Leontes is portrayed as dictatorial as he (and his subjects) sport military uniform, and a huge statue of him appears centre-stage alongside slightly smaller ones of his ancestors. That the world of Leontes, with an old-fashioned looking telephone, looks older than that of the common people, who wear more modern dress, may also be an allusion to the clash of old and new orders.
The play sees Perdita abandoned alone on Bohemia as her overseer Antigonus ‘exit(s) pursued by a bear’. The opera reaches the same point differently, though equally effectively, by showing Antigonus and the sailors tossing on the sea. They are only able to get Perdita herself onto dry land, with the help of Hermione in the form of an ‘angel’, before their tiny vessel is swept away. Act II of the opera is much shorter than its counterpart in the play, with comical characters such as Autolycus and the Clown who are not absolutely essential to the plot being cut entirely. Instead, this act is pared down to its bare minimum as it highlights the love that has blossomed between Florizel and Perdita, and Polixenes’ consequent rage and disowning of his son.
Act III begins atmospherically as a statue-like Leontes takes centre-stage bathed in a haunting light. This highlights both his total sense of remorse and the almost magical realm that the story is about to enter. While, however, there is much to rejoice about here, the opera ends by playing up the sadder aspects of the story that the play leaves us to contemplate without explicitly raising again. Here the final image of Leontes, Perdita and the ‘restored’ Hermione reunited feels cool rather than jovial, reminding us that the time and youth that have been lost can never be recovered. Similarly, the sight of the dead Mamillius brings into focus the one tragedy for which there is no chance of redemption.

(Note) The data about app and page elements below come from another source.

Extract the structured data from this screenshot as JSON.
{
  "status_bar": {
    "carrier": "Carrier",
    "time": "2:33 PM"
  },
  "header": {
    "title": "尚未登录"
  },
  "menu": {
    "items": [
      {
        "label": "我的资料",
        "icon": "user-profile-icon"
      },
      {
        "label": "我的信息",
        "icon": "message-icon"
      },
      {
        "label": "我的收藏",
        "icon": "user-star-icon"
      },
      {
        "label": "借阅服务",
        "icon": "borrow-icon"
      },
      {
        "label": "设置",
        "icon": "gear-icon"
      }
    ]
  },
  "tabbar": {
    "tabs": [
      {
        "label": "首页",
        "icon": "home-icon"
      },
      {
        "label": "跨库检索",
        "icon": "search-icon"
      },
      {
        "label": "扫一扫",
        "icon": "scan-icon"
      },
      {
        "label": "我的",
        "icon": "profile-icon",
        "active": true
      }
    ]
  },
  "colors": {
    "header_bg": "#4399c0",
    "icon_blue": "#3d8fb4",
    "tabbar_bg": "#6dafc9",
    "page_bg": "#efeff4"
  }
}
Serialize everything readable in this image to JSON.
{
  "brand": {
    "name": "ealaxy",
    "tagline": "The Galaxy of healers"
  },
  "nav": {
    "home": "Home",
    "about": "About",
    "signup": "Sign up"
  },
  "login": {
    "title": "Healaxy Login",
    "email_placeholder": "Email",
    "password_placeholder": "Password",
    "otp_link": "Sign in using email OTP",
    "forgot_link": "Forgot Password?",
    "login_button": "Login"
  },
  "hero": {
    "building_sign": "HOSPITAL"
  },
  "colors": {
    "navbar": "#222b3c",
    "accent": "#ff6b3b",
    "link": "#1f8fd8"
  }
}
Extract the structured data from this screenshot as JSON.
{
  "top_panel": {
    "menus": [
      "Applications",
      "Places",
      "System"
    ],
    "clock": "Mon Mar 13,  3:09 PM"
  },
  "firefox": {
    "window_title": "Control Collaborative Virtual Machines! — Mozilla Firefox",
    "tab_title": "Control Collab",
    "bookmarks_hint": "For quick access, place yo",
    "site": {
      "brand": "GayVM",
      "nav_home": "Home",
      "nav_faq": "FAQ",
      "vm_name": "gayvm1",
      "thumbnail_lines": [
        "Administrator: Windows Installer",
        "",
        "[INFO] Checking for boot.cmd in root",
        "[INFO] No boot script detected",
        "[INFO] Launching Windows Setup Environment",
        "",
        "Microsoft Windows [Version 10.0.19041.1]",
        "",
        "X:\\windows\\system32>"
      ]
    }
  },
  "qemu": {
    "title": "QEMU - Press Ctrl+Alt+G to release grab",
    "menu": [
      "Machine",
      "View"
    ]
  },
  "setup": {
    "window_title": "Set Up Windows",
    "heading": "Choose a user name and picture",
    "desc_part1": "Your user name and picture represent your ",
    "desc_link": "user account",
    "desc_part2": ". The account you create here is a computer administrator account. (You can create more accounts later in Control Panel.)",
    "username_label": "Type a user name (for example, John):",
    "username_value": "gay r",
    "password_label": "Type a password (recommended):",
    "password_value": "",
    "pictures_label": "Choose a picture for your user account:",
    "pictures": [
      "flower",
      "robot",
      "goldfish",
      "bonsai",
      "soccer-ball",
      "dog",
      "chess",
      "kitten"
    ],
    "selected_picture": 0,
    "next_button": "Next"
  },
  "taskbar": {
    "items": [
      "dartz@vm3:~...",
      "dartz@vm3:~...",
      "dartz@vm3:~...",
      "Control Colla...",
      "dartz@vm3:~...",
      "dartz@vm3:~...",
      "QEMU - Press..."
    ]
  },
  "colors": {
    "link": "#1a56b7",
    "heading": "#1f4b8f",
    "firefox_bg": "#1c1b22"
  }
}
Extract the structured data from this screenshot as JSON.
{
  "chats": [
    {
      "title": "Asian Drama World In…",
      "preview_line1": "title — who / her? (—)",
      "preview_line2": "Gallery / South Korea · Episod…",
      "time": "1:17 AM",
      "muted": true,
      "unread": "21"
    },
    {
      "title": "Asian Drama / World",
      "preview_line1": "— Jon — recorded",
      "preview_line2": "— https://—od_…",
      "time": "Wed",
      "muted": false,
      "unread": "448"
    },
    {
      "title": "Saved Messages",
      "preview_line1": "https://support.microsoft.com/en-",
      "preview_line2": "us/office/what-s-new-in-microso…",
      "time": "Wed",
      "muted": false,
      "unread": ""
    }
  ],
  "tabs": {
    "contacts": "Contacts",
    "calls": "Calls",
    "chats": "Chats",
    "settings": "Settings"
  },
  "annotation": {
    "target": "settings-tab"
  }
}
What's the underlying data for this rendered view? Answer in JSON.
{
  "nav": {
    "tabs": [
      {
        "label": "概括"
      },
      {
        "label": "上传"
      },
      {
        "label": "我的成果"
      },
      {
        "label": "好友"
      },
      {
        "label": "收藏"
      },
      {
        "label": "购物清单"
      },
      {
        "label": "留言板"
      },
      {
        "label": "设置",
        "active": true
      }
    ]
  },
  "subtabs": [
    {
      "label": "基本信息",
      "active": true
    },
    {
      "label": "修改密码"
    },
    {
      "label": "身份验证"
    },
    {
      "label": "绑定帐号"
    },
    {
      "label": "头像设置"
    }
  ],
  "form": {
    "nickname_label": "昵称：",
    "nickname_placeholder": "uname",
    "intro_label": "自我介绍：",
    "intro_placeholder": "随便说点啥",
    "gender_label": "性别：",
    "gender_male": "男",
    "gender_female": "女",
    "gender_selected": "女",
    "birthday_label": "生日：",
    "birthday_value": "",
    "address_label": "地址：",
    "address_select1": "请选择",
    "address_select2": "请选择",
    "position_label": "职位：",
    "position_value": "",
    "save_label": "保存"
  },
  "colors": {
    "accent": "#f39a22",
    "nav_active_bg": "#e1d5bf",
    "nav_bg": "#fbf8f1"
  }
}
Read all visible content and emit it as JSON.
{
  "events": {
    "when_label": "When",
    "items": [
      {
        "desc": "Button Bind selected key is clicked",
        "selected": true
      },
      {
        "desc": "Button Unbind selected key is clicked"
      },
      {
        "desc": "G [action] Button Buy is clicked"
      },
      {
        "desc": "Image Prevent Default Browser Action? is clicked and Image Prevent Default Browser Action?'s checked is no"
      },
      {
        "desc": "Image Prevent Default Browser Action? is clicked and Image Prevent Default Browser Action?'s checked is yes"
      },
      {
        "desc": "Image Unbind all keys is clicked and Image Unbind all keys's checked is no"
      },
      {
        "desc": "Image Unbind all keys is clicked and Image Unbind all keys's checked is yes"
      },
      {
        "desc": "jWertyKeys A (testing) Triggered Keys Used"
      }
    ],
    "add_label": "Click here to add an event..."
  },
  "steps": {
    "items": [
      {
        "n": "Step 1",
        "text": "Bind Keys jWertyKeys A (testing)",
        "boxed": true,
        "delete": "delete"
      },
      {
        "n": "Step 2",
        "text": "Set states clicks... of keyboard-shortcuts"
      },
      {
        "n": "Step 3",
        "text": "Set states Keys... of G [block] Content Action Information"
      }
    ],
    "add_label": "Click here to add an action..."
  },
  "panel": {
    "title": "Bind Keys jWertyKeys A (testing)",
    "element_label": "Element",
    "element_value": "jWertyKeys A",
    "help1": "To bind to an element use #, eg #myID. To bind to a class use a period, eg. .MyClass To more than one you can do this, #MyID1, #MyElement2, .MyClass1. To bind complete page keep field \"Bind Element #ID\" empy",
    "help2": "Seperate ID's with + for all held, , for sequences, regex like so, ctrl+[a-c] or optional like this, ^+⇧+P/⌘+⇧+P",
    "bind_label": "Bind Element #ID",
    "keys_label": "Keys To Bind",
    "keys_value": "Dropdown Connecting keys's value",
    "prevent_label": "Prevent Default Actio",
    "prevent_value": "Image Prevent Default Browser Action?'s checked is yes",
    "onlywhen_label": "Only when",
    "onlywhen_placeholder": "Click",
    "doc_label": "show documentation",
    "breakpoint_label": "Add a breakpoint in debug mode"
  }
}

All of the words heard in Wigglesworth’s libretto come from the Shakespeare, although not all of those in the play are used and a few are uttered by different characters. The cast is extremely strong with Susan Bickley as Hermione’s lady-in-waiting Paulina, Samantha Price as Perdita, Anthony Gregory as Florizel, Leigh Melrose as Polixenes, Timothy Robinson as Camillo and Neal Davies as Antigonus and the Shepherd standing out in particular. Two performers, however, deserve special praise. The first is Sophie Bevan as Hermione who utilises an underlying soprano of sweetness and purity to produce a richer, darker sound that entirely befits the state of mind of one who is so hurt at being so false accused. The other is Iain Paterson whose portrayal of the jealous and obsessed Leontes is as powerful and focused as his superb bass-baritone.
By Sam Smith
The Winter’s Tale | 27 February – 14 March 2017 | London Coliseumthe 02 of March, 2017 | Print